Nine ways to prevent angry situations from turning violent.

9 tips for defusing potentially violent incidents in the workplace

The last thing any company wants is for their workplace to turn violent. While there are steps to take to prevent these incidents from occurring, people may still become upset and violent. 

If an employee gets angry and has an outburst, there are steps to take to try and stop the incident from getting worse. Here are nine ways you can try to diffuse the situation:

Respect personal space

The space around an individual allows him or her to feel safe. If that space is infringed upon, that person may feel uncomfortable or worse. For a situation where a person is already upset and could potentially become violent, respecting this space becomes even more important. Stay at least an arm's length from the individual when talking them down, as this will protect you and make it less likely for the other person to become more anxious.

Body language

When speaking with an individual who may become violent, it is important to understand your body position may be perceived as threatening. If your posture or stance appears aggressive to the other person, it may trigger a violent action. Stand away from the person, as mentioned above, and avoid standing directly in front of the person, as these eye-to-eye, toe-to-toe positions can be misread.

It is also important to ensure that other nonverbal cues are non-threatening. Gestures, facial expressions, movements and tone of voice must all be calm and respectful when directed at the other person to avoid misinterpretation.


In the moment, if you're trying to diffuse a potentially violent situation, it is important to be empathetic to the other person. Leave any reprimanding to after the incident is resolved. Be understanding of the person's feelings and supportive through your presence. 

Ignore challenges

If a person is upset, he or she may challenge you in an attempt to get you to admit fault on some level, even if you're not the person they're directly angry with. Instead of answering their question, just simply restate your request.

Permit venting

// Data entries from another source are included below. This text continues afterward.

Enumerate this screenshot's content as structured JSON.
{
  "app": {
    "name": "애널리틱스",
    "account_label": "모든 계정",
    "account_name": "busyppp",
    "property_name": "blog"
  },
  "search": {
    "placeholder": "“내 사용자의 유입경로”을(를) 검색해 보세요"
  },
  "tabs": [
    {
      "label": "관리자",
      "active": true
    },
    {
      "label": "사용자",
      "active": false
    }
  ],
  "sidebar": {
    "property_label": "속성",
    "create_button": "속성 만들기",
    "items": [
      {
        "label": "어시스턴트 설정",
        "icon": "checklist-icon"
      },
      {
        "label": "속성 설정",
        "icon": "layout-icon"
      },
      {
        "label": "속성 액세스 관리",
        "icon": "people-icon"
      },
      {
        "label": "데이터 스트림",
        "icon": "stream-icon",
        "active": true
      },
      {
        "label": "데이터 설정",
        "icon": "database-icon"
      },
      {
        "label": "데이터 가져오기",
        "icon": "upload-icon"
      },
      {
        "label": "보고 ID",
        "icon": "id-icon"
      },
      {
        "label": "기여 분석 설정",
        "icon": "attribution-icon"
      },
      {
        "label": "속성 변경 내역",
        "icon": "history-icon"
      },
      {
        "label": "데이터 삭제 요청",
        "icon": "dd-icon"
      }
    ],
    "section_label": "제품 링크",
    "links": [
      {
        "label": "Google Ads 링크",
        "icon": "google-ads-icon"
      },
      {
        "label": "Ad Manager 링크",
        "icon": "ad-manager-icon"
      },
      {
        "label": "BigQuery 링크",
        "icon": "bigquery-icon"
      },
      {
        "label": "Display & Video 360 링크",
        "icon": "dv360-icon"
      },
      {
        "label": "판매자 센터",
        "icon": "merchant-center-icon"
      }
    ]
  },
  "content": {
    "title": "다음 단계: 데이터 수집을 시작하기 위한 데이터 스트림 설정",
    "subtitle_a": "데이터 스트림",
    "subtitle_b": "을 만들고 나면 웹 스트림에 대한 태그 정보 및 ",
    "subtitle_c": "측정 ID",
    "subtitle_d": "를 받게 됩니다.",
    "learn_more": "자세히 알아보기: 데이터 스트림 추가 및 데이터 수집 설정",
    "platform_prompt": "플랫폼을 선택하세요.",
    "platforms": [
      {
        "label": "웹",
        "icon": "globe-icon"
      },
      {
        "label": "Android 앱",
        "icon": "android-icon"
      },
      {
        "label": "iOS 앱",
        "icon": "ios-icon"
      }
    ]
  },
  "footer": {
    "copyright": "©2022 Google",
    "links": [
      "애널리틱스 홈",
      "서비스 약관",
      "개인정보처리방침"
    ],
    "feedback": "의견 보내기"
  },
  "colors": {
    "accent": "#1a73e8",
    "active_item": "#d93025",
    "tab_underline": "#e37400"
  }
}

Sometimes people just need to air their frustrations. Either remove others from the area or move to a secluded area and let the person vent. During down moments, enforce company directives when applicable.

Discover the truth

Something had to have caused a person to become angry or violent. During outbursts, if it is safe to do so, listen and try to learn what set them off. Relaying your understanding of their intent may help calm that person down.


When speaking to someone who is angry, outburst may be directed at you, even if you had nothing to do with the cause of their actions. Don't take this personally. Remain calm and professional during the situation, as overreactions on your part will only make the situation worse.

Seek help

If nothing works and the situation turns violent, avoid physical altercations if at all possible. Make sure your staff is trained so that they know to seek help, such as notifying building security or the police, while you or one of your other employees is attempting to diffuse the situation. 

Not every situation can be diffused, but training can go a long way towards stopping these situations in the moment and preventing them before they even happen. For comprehensive assistance in building a workplace violence prevention plan, consultants can develop a strategy that suits your operations.